The altars were decorated with pacaya and Oq'ob’ leaves (also called leaves of the liquidambar tree) and adorned with tutz’ (marigold, which is the “flower of the dead“). Fruits, different types of food, candles, scented pine leaves, and the tree resin copal pom were also displayed.
These practices were carried out with great solemnity by those who still follow them because it is something that has been lost over the years. Yet, despite the fact that some cemeteries were restricted to visitors, people continued to celebrate life. The pandemic has left a lot of pain because of the deaths caused by Covid-19.
For example, before the COVID-19 pandemic, every November 2, hundreds of families would traditionally visit the municipal cemetery of Ixcán, Quiché in northwestern Guatemala, where the Catholic Church would also celebrate mass.
Although the health authorities announced that during November 1 and 2 the entrance to the municipal cemetery would be restricted, it was evident that there was no major control. So, some families arrived on November 2 to visit the remains of their loved ones at the cemetery.
In Alta Verapaz, this cultural expression brought families together and the activity became a family gathering. In addition to sharing the sacred food, people share a drink of sugar cane juice (b'oj) and pray to those who have passed away. The Maya Kaqchikel people of San Pedro Sacatepéquez celebrated the Day of the Dead in the central park where an altar was made in honor of the deceased. There was also live marimba, violins, and an art exhibition.

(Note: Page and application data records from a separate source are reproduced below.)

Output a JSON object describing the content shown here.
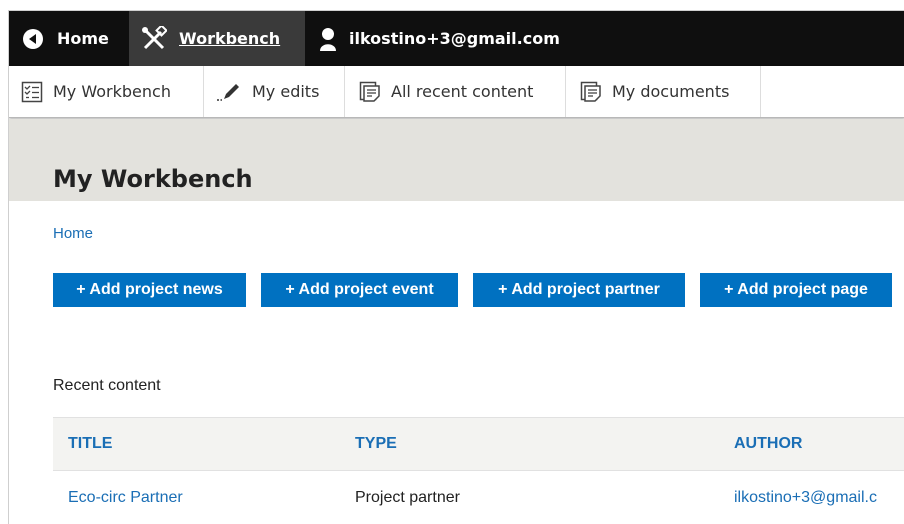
{
  "toolbar": {
    "home_label": "Home",
    "workbench_label": "Workbench",
    "user_label": "ilkostino+3@gmail.com"
  },
  "tray": {
    "items": [
      {
        "label": "My Workbench",
        "icon": "checklist-icon"
      },
      {
        "label": "My edits",
        "icon": "pencil-icon"
      },
      {
        "label": "All recent content",
        "icon": "document-icon"
      },
      {
        "label": "My documents",
        "icon": "document-icon"
      }
    ]
  },
  "page": {
    "title": "My Workbench",
    "breadcrumb": "Home"
  },
  "actions": [
    {
      "label": "+ Add project news"
    },
    {
      "label": "+ Add project event"
    },
    {
      "label": "+ Add project partner"
    },
    {
      "label": "+ Add project page"
    }
  ],
  "recent": {
    "heading": "Recent content",
    "columns": {
      "title": "TITLE",
      "type": "TYPE",
      "author": "AUTHOR"
    },
    "rows": [
      {
        "title": "Eco-circ Partner",
        "type": "Project partner",
        "author": "ilkostino+3@gmail.c"
      }
    ]
  },
  "colors": {
    "toolbar_bg": "#0f0f0f",
    "accent": "#0071c1",
    "link": "#1a6eb5",
    "header_band": "#e3e2dd"
  }
}
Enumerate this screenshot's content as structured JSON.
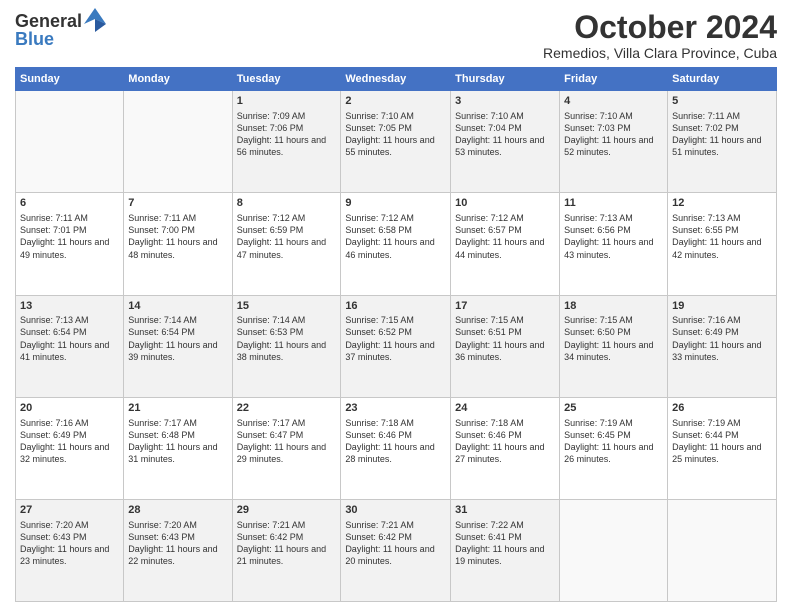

Likewise, in the Maya Ixil territory, in the municipal capital of Nebaj, families visited their deceased from October 28 to 30, since the cemetery was closed on Sunday. In several communities, they remembered their ancestors and ancestresses with marimba and food. They held family and community activities.
Similarly, in the Nuevo Horizonte Cooperative, in the northern Petén territory, from early in the morning, families decorated the tomb of their deceased with colorful flowers and also placed sweets and food that their deceased liked. In San Juan Comalapa, Chimaltenango in central Guatemala, Doña Zoila Girón's family prepared “fiambre,” a traditional Guatemalan dish made with cured meats and vegetables. They emphasize that it is a family cooking tradition on All Souls’ Day. In the municipality of Todos Santos Cuchumatán near the border with Mexico, a traditional horse race was held.
Although two years of the pandemic affected family visits to cemeteries, many communities continued to commemorate their ancestors and celebrate life.